The Chinese business representative group called Chinatown in Kabul is in close contact with several domestic PV companies about doing business in the Central Asian country, the Global Times learned.
"We hope that Chinese-funded enterprises will participate in the construction of solar power generation projects," Li Xijing, deputy general manager with Chinatown, told the Global Times in an exclusive interview on Sunday.
Afghanistan needs 850 megawatts of electricity annually, of which 620 megawatts are imported from neighboring countries and 230 megawatts are supplied domestically, according to media reports.
Afghanistan has a huge electricity supply gap. About 75-80 percent of the electricity is imported, and with the improvement of living standards and economic development, the gap will be even greater, industry insiders said.
Afghanistan has always wanted to be independent in electricity.

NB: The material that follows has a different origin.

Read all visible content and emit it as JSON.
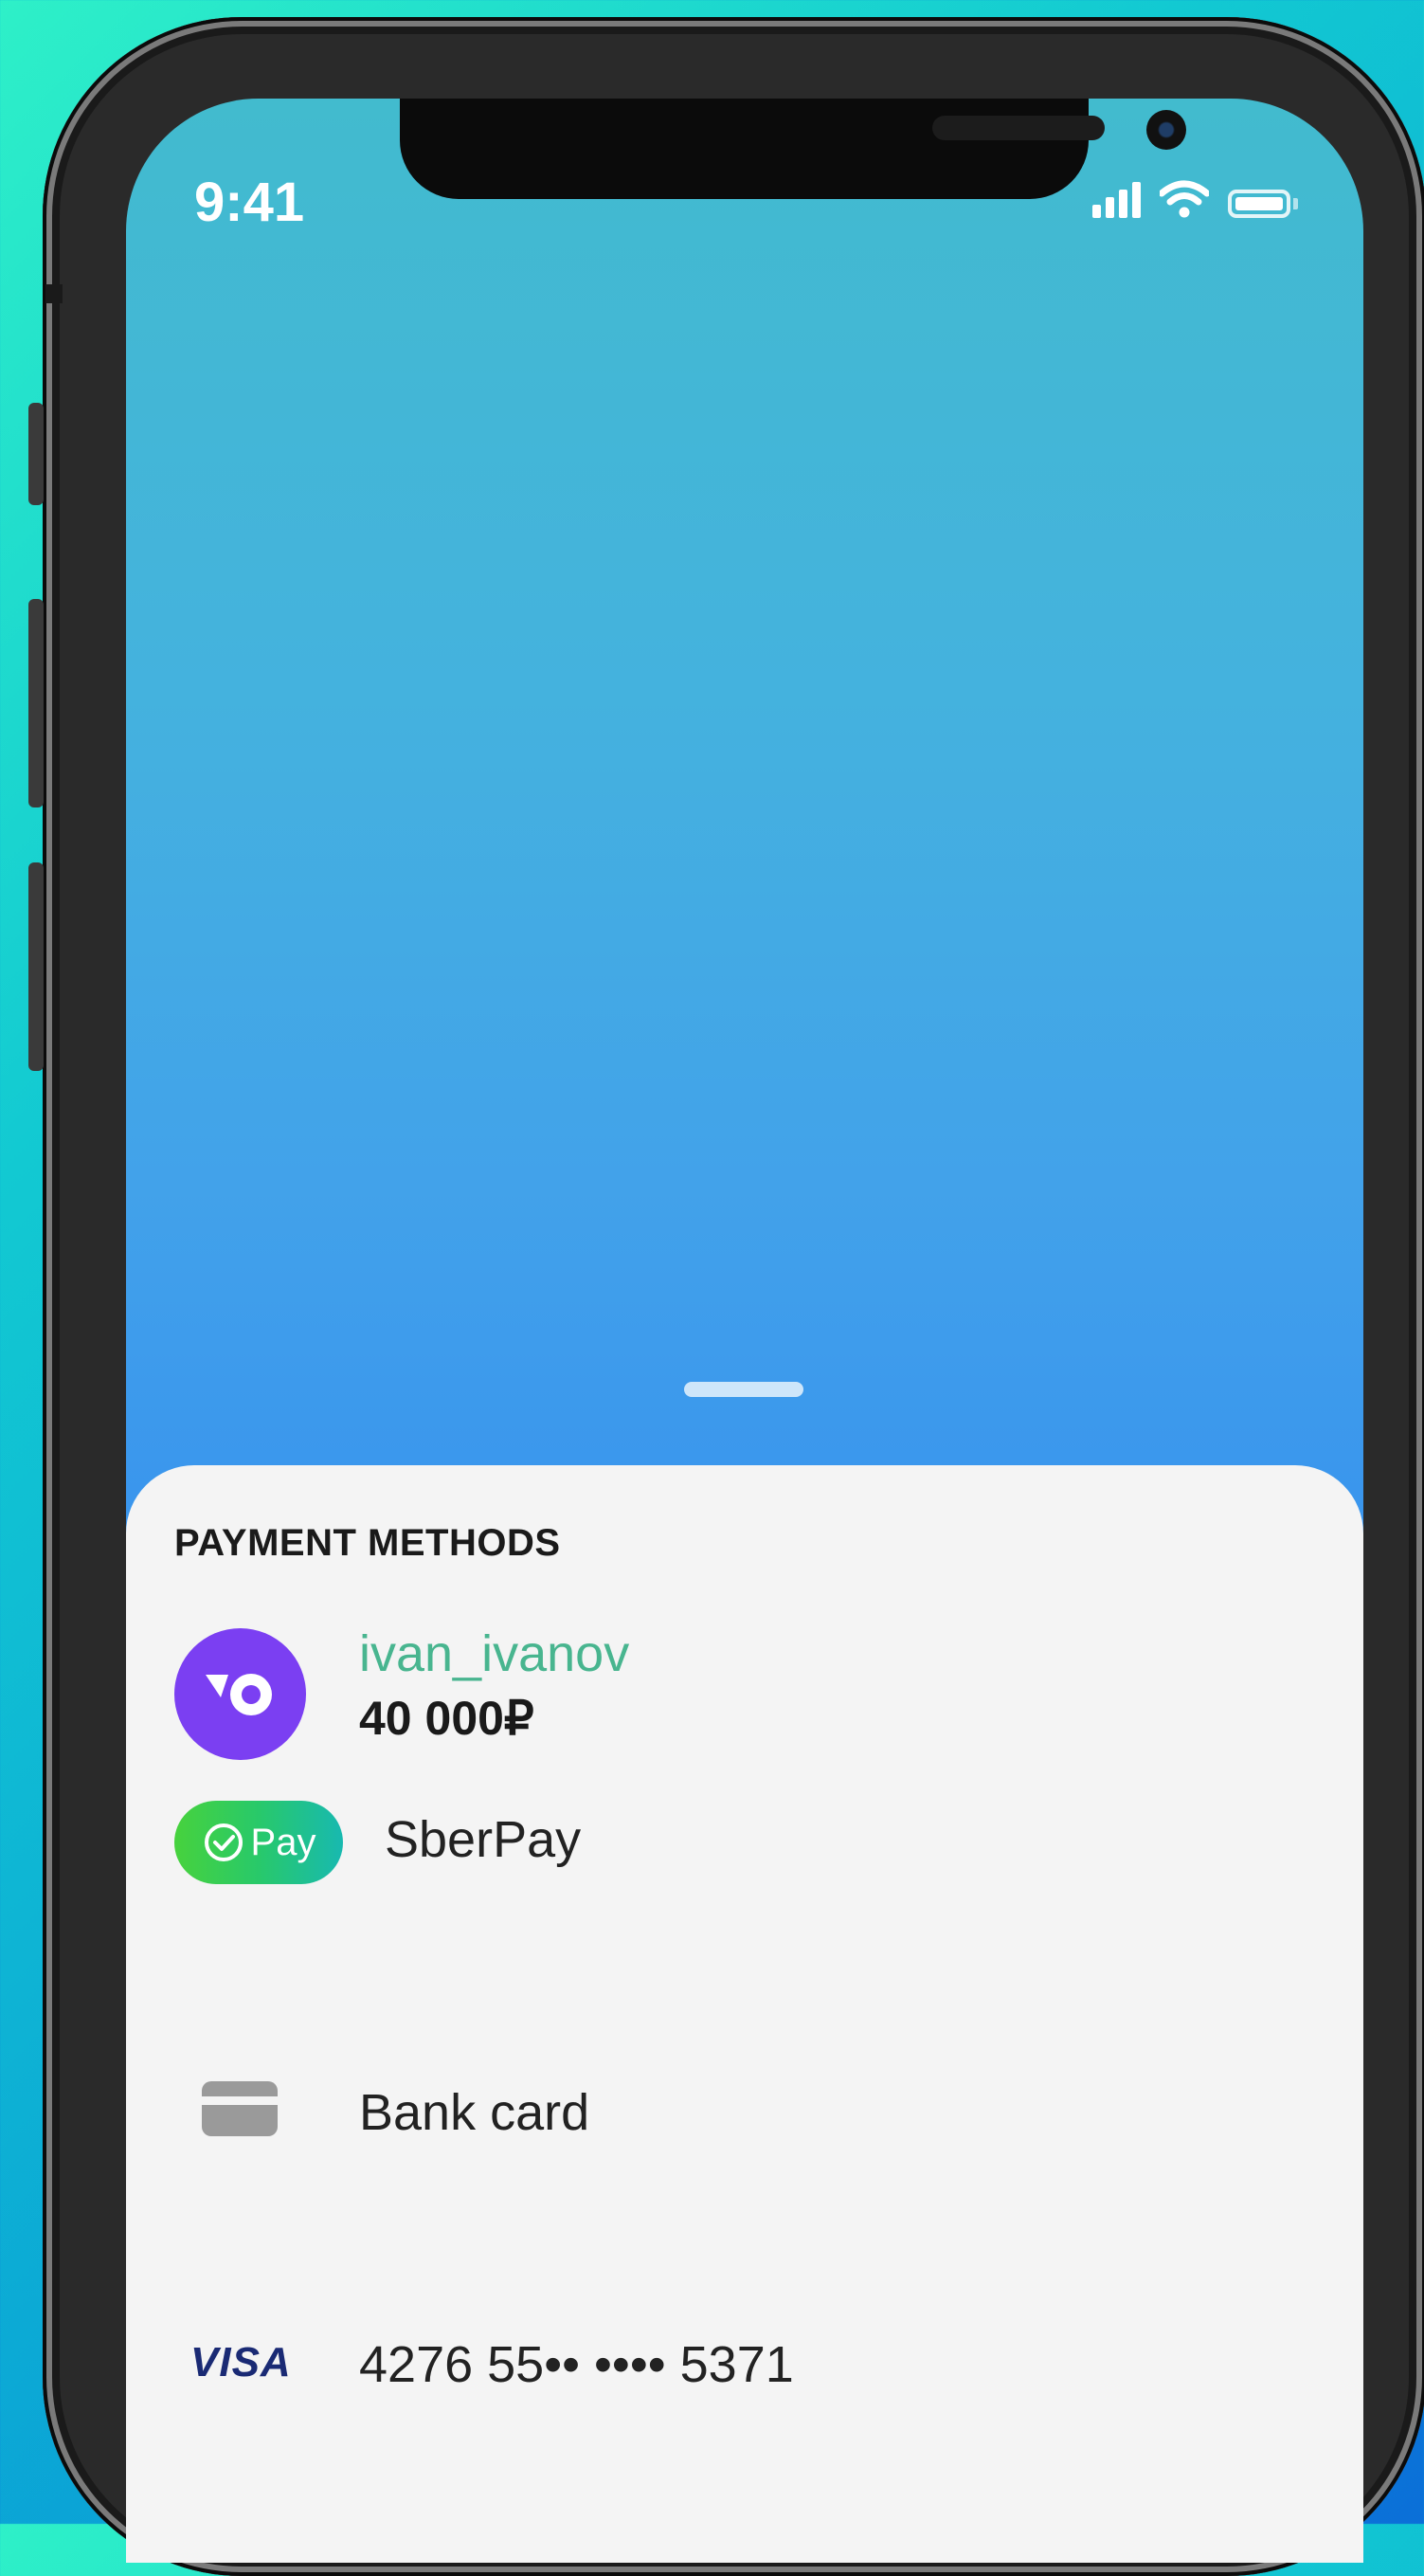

However, due to the long investment cycle of hydropower and thermal power infrastructure build-up, the one-time investment is large, as is the investment in supportive facilities, an industry insider said.
Under the previous government of Afghanistan, there were plans to develop clean energy and related projects, which was why the former government negotiated with Chinatown many times and reached cooperation intentions, the Global Times learned.
"After the new government came to power, it expressed the hope that it will continue to proceed with the projects," Li further noted.
However, several PV companies have lingering concerns. A person with a major Chinese solar panel producer told the Global Times on Monday that it's hard to tell whether Chinese solar companies will invest in Afghanistan as investors weigh local business models a lot.
Another PV producer said that it has no business in the country and it's focusing on Europe, which it's familiar with, and it's difficult to balance its efforts in existing markets. That might change if conditions in Afghanistan did.
Chinese business representatives in Afghanistan remain optimistic about the market, given the complementary nature for cooperation. For one thing, Afghanistan is often sunny, which is good for solar power generation, Li said.
Moreover, the distributed nature of PV generation eliminates the need for large-scale grid deployment in Afghanistan, saving a lot of infrastructure costs.
A solar power generation system that's already installed in Chinatown has allowed Afghans to see this advanced generation technology. It's a Chinese calling card and brand, which has laid a good foundation for the expansion of the solar power generation market in Afghanistan, Li said.